* _PROBLEM REQUIREMENTS_:
Copy each line below exactly and leave the pictures out.

* _RECORDED DATA_:
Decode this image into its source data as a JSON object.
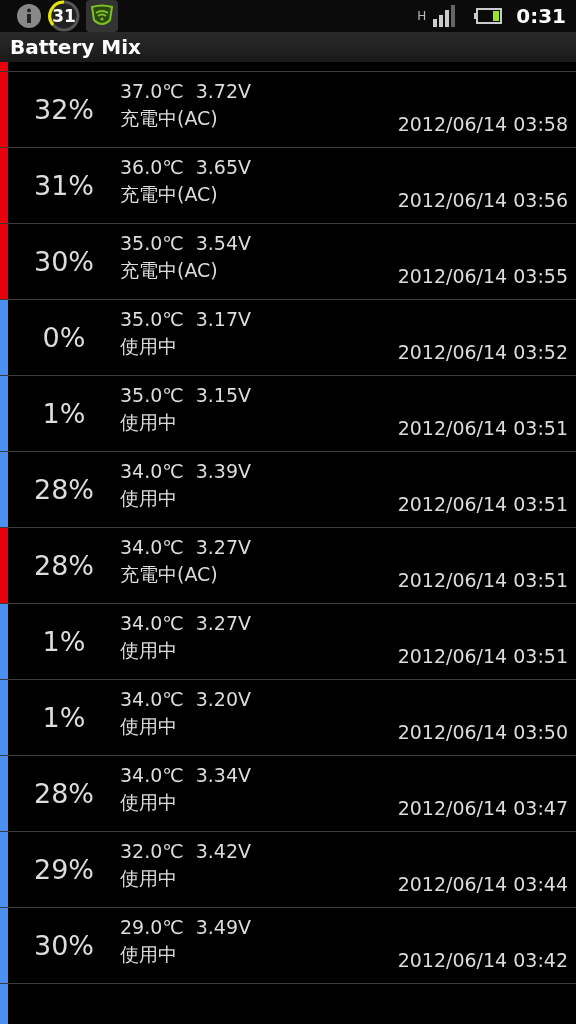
{
  "status_bar": {
    "badge": "31",
    "network": "H",
    "time": "0:31"
  },
  "app_bar": {
    "title": "Battery Mix"
  },
  "cut_top": {
    "color": "#e8000b"
  },
  "rows": [
    {
      "percent": "32%",
      "reading": "37.0℃  3.72V",
      "state": "充電中(AC)",
      "time": "2012/06/14 03:58",
      "color": "#e8000b"
    },
    {
      "percent": "31%",
      "reading": "36.0℃  3.65V",
      "state": "充電中(AC)",
      "time": "2012/06/14 03:56",
      "color": "#e8000b"
    },
    {
      "percent": "30%",
      "reading": "35.0℃  3.54V",
      "state": "充電中(AC)",
      "time": "2012/06/14 03:55",
      "color": "#e8000b"
    },
    {
      "percent": "0%",
      "reading": "35.0℃  3.17V",
      "state": "使用中",
      "time": "2012/06/14 03:52",
      "color": "#4a90f0"
    },
    {
      "percent": "1%",
      "reading": "35.0℃  3.15V",
      "state": "使用中",
      "time": "2012/06/14 03:51",
      "color": "#4a90f0"
    },
    {
      "percent": "28%",
      "reading": "34.0℃  3.39V",
      "state": "使用中",
      "time": "2012/06/14 03:51",
      "color": "#4a90f0"
    },
    {
      "percent": "28%",
      "reading": "34.0℃  3.27V",
      "state": "充電中(AC)",
      "time": "2012/06/14 03:51",
      "color": "#e8000b"
    },
    {
      "percent": "1%",
      "reading": "34.0℃  3.27V",
      "state": "使用中",
      "time": "2012/06/14 03:51",
      "color": "#4a90f0"
    },
    {
      "percent": "1%",
      "reading": "34.0℃  3.20V",
      "state": "使用中",
      "time": "2012/06/14 03:50",
      "color": "#4a90f0"
    },
    {
      "percent": "28%",
      "reading": "34.0℃  3.34V",
      "state": "使用中",
      "time": "2012/06/14 03:47",
      "color": "#4a90f0"
    },
    {
      "percent": "29%",
      "reading": "32.0℃  3.42V",
      "state": "使用中",
      "time": "2012/06/14 03:44",
      "color": "#4a90f0"
    },
    {
      "percent": "30%",
      "reading": "29.0℃  3.49V",
      "state": "使用中",
      "time": "2012/06/14 03:42",
      "color": "#4a90f0"
    }
  ],
  "cut_bottom": {
    "color": "#4a90f0"
  }
}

* _RESPONSE TO THE TASK_:
Decode this image into its source data as a JSON object.
{
  "status_bar": {
    "badge": "31",
    "network": "H",
    "time": "0:31"
  },
  "app_bar": {
    "title": "Battery Mix"
  },
  "cut_top": {
    "color": "#e8000b"
  },
  "rows": [
    {
      "percent": "32%",
      "reading": "37.0℃  3.72V",
      "state": "充電中(AC)",
      "time": "2012/06/14 03:58",
      "color": "#e8000b"
    },
    {
      "percent": "31%",
      "reading": "36.0℃  3.65V",
      "state": "充電中(AC)",
      "time": "2012/06/14 03:56",
      "color": "#e8000b"
    },
    {
      "percent": "30%",
      "reading": "35.0℃  3.54V",
      "state": "充電中(AC)",
      "time": "2012/06/14 03:55",
      "color": "#e8000b"
    },
    {
      "percent": "0%",
      "reading": "35.0℃  3.17V",
      "state": "使用中",
      "time": "2012/06/14 03:52",
      "color": "#4a90f0"
    },
    {
      "percent": "1%",
      "reading": "35.0℃  3.15V",
      "state": "使用中",
      "time": "2012/06/14 03:51",
      "color": "#4a90f0"
    },
    {
      "percent": "28%",
      "reading": "34.0℃  3.39V",
      "state": "使用中",
      "time": "2012/06/14 03:51",
      "color": "#4a90f0"
    },
    {
      "percent": "28%",
      "reading": "34.0℃  3.27V",
      "state": "充電中(AC)",
      "time": "2012/06/14 03:51",
      "color": "#e8000b"
    },
    {
      "percent": "1%",
      "reading": "34.0℃  3.27V",
      "state": "使用中",
      "time": "2012/06/14 03:51",
      "color": "#4a90f0"
    },
    {
      "percent": "1%",
      "reading": "34.0℃  3.20V",
      "state": "使用中",
      "time": "2012/06/14 03:50",
      "color": "#4a90f0"
    },
    {
      "percent": "28%",
      "reading": "34.0℃  3.34V",
      "state": "使用中",
      "time": "2012/06/14 03:47",
      "color": "#4a90f0"
    },
    {
      "percent": "29%",
      "reading": "32.0℃  3.42V",
      "state": "使用中",
      "time": "2012/06/14 03:44",
      "color": "#4a90f0"
    },
    {
      "percent": "30%",
      "reading": "29.0℃  3.49V",
      "state": "使用中",
      "time": "2012/06/14 03:42",
      "color": "#4a90f0"
    }
  ],
  "cut_bottom": {
    "color": "#4a90f0"
  }
}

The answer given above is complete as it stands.